The leaves of golden pothos are attractive; they are brilliant green with white or golden-yellow striations. They have an artificial, nearly shiny appearance.

Golden pothos leaves are either arrow-shaped or slightly heart-shaped, like those of other arum family plants.

Natural Air Purifiers

True, every plant takes in carbon dioxide and exhales oxygen. you know, the old photosynthesis. However, the Epipremnum aureum vines are known to do a bit more than that.

Golden pothos has what’s called an “activated carbon filter system.” In other words, it can remove harmful volatile chemicals from the air, such as benzene, carbon monoxide, formaldehyde, and trichloroethylene.

To filter out noxious air and car fumes, it might be a good idea to keep potted pothos by your door or close to your windows.

Fun fact: According to NASA’s Clean Air study, golden pothos is one of the best indoor plants for purifying the air!

What’s Best for Golden Pothos: Indoor Or Outdoor?

Golden pothos does well in both indoor and outdoor settings. As famous indoor ornamental plants go, pothos (and all of its varieties) are no exception. However, a climate outside that mimics the golden pothos’ natural growth zone—bright, indirect light, warm temperatures between 65°F and 85°F (18°C and 29°C), and high humidity levels—is also ideal for the plant.

Of course, not everyone is fortunate enough to reside in a hot, humid climate.

So keeping your golden pothos in an indoor space will then work better for you as you can “artificially” trick your golden pothos into thinking it’s growing in its native tropical environment in a rainforest somewhere.

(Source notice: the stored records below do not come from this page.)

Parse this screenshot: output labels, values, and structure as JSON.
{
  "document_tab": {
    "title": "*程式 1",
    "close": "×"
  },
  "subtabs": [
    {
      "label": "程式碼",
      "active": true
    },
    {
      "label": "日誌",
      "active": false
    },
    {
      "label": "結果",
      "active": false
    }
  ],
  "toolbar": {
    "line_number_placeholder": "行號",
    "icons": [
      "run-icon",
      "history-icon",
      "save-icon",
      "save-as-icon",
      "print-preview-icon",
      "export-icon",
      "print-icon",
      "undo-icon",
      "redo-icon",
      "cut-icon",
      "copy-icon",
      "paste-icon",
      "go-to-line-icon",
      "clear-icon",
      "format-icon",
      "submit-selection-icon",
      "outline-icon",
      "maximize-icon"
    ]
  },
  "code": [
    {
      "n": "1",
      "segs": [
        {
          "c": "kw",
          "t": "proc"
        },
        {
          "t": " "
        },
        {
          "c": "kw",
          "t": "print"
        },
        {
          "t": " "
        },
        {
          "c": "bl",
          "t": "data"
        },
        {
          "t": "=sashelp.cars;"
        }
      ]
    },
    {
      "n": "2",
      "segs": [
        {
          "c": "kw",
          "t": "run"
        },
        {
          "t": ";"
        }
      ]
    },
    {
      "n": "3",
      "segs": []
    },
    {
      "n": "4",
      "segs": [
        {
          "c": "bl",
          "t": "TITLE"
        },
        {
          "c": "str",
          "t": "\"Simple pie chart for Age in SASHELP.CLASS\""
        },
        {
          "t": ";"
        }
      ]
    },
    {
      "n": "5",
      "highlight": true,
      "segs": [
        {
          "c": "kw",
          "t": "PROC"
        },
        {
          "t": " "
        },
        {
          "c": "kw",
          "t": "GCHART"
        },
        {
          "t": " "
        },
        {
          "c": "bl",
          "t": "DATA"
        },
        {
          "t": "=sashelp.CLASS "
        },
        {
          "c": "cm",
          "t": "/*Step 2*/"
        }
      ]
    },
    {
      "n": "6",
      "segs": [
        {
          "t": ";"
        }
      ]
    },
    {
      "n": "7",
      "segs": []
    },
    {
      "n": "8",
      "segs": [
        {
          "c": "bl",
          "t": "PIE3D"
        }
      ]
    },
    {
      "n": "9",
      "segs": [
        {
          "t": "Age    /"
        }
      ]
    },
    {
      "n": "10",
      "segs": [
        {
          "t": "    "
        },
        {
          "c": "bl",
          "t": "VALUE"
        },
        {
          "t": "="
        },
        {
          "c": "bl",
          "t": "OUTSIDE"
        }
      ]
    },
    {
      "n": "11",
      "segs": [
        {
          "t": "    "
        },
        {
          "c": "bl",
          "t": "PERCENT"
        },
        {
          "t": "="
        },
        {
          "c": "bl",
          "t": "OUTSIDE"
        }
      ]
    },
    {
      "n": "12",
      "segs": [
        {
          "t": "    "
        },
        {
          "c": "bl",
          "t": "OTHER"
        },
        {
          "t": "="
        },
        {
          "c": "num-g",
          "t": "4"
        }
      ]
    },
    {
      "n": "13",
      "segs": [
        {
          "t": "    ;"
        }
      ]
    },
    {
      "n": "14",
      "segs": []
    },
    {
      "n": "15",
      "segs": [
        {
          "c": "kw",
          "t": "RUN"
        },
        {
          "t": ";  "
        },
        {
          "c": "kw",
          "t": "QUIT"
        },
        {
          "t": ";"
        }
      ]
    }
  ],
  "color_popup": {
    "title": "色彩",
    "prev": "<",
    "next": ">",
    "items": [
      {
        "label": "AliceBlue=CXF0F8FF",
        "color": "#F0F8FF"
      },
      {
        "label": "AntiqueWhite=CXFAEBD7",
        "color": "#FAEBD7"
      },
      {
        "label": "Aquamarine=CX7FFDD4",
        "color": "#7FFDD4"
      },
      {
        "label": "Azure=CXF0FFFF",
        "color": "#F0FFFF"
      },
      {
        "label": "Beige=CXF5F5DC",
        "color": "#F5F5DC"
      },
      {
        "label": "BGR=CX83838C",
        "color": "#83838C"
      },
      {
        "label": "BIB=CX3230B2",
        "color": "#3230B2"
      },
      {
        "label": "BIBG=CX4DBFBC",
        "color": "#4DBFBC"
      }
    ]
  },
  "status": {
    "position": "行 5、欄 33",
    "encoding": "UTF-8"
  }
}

Where to Buy Pothos?

Even when pothos vines do reach the flowering stage, the resulting seeds are almost certainly not viable. Pothos vines rarely reach this stage. Therefore, you cannot simply purchase and plant pothos seeds.

As an alternative, you might think about requesting a cutting from a friend or neighbor. If that doesn’t work, you can still purchase a potted pothos plant that is fully grown at most plant stores. It’s even available online!


Can Pothos Live in Water Forever?

Yes, pothos can live in the water forever. If you change the water every two to three weeks or whenever it appears foggy and make sure it receives the proper lighting, it will live longer.

Do Pothos Like Big Or Small Pots?

Pothos rarely requires repotting and can thrive in a smaller pot, which also helps prevent the plant from growing too large. A new pot typically needs to be no bigger than 2 inches than the old one or the root ball. The plant can grow comfortably in a pot with a 10-inch depth.


You can see that there aren’t many obstacles preventing you from cultivating and maintaining pothos plants outside.

If you live in an area with long winters, one of the biggest obstacles is temperature. Even so, you can easily get past this obstacle by bringing your plants indoors for the winter.

Although you have more control over your pothos plant’s environment indoors, the lighting outside is unsuitable for pothos plants.